━━━ RECORDS PROVIDED ━━━

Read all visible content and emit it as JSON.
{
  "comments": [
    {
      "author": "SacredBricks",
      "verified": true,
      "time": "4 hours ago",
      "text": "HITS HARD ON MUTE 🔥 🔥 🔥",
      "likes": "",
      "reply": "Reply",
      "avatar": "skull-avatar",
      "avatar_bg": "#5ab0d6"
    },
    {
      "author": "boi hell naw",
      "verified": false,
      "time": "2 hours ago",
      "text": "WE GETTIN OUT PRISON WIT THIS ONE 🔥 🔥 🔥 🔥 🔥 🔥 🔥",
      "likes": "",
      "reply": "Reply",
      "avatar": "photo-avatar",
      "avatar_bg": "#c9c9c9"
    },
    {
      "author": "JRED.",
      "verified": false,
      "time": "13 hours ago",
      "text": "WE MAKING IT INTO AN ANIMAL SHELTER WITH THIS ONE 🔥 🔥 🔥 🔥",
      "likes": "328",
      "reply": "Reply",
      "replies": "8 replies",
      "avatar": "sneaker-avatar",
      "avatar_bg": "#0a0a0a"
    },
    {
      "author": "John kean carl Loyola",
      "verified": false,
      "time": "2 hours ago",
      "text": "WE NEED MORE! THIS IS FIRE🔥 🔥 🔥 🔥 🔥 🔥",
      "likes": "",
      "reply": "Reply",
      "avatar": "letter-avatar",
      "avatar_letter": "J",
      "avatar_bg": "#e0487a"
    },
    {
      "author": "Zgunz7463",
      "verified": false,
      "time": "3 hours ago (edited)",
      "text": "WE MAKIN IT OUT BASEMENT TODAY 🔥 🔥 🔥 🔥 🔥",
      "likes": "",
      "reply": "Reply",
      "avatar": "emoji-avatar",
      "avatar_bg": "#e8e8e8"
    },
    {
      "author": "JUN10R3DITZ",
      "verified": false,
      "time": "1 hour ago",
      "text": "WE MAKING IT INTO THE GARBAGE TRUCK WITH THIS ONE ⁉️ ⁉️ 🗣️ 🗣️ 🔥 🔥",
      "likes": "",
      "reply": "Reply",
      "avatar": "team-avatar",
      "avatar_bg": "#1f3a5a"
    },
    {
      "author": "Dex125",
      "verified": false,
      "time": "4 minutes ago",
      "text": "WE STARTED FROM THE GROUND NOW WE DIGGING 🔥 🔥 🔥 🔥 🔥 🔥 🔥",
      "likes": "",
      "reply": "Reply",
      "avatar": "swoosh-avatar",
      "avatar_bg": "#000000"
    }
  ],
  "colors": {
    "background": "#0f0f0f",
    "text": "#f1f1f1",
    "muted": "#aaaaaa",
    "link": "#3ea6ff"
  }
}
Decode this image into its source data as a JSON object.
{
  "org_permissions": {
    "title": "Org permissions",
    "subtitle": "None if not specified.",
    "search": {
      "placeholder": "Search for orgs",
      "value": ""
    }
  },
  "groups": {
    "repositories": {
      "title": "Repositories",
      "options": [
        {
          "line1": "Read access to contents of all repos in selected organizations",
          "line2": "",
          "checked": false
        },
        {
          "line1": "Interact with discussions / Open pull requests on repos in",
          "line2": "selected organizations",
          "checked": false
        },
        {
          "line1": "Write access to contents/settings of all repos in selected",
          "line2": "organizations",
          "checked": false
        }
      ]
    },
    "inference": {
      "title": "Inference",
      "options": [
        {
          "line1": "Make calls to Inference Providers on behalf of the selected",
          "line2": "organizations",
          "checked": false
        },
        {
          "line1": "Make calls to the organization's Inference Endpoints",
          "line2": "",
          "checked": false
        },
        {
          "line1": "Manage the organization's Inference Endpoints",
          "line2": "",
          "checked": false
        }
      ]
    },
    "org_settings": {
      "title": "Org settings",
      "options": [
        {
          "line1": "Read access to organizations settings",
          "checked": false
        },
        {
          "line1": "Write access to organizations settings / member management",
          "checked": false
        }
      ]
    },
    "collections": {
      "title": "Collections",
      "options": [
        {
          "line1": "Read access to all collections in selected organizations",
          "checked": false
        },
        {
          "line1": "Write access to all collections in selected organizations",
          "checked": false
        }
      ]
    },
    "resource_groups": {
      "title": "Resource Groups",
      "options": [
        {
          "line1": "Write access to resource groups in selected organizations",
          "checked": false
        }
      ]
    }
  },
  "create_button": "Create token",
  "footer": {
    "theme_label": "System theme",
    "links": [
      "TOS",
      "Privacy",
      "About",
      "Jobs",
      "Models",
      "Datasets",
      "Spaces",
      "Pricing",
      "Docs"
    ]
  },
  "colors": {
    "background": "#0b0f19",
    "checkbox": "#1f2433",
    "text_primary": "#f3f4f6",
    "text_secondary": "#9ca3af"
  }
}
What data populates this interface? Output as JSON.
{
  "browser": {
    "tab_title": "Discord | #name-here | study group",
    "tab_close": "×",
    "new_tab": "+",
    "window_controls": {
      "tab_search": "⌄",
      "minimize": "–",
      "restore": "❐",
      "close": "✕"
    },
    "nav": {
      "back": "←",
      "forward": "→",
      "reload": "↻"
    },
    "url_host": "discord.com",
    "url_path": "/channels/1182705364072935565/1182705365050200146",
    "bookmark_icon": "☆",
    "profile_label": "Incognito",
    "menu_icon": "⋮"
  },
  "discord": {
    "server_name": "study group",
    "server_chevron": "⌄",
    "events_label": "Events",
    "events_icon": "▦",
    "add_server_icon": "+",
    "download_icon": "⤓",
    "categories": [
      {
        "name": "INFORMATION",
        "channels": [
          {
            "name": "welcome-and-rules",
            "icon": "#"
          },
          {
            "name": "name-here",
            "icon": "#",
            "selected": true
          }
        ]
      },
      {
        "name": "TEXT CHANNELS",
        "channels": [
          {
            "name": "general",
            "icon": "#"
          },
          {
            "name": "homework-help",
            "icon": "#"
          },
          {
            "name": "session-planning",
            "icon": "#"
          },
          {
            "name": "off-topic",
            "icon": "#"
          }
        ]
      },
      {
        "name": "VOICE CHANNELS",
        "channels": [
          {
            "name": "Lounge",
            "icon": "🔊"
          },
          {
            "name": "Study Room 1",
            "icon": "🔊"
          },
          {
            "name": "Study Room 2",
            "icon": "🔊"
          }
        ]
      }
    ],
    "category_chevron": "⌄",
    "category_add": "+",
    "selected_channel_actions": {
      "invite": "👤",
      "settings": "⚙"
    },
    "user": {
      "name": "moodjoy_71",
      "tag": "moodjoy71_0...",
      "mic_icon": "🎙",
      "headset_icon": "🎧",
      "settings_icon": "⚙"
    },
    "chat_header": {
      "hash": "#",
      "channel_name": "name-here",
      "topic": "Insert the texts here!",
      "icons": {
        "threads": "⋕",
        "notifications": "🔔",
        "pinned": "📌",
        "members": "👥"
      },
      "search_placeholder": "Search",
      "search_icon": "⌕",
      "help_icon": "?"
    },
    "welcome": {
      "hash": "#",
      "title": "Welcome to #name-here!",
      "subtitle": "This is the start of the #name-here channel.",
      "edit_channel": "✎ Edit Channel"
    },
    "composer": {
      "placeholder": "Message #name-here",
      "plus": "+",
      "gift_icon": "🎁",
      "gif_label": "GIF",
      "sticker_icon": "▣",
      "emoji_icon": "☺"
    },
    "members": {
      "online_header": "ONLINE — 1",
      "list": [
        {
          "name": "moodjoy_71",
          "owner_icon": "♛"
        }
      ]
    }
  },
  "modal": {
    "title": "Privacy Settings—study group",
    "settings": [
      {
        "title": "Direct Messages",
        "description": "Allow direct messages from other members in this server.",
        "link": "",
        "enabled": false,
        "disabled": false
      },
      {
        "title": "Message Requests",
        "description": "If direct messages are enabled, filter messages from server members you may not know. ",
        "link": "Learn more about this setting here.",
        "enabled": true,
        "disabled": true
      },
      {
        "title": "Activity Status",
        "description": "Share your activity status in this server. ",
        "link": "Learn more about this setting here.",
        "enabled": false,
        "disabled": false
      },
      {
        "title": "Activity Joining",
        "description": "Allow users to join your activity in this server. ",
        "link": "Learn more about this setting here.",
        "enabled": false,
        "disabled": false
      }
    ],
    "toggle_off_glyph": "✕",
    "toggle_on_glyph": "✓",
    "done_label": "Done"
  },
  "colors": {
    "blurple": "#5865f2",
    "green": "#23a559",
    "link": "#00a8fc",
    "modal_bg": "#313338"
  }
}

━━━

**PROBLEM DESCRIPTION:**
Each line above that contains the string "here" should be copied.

**SOLUTION TO THIS EXERCISE:**
    "tab_title": "Discord | #name-here | study group",
            "name": "name-here",
      "channel_name": "name-here",
      "topic": "Insert the texts here!",
      "title": "Welcome to #name-here!",
      "subtitle": "This is the start of the #name-here channel.",
      "placeholder": "Message #name-here",
        "link": "Learn more about this setting here.",
        "link": "Learn more about this setting here.",
        "link": "Learn more about this setting here.",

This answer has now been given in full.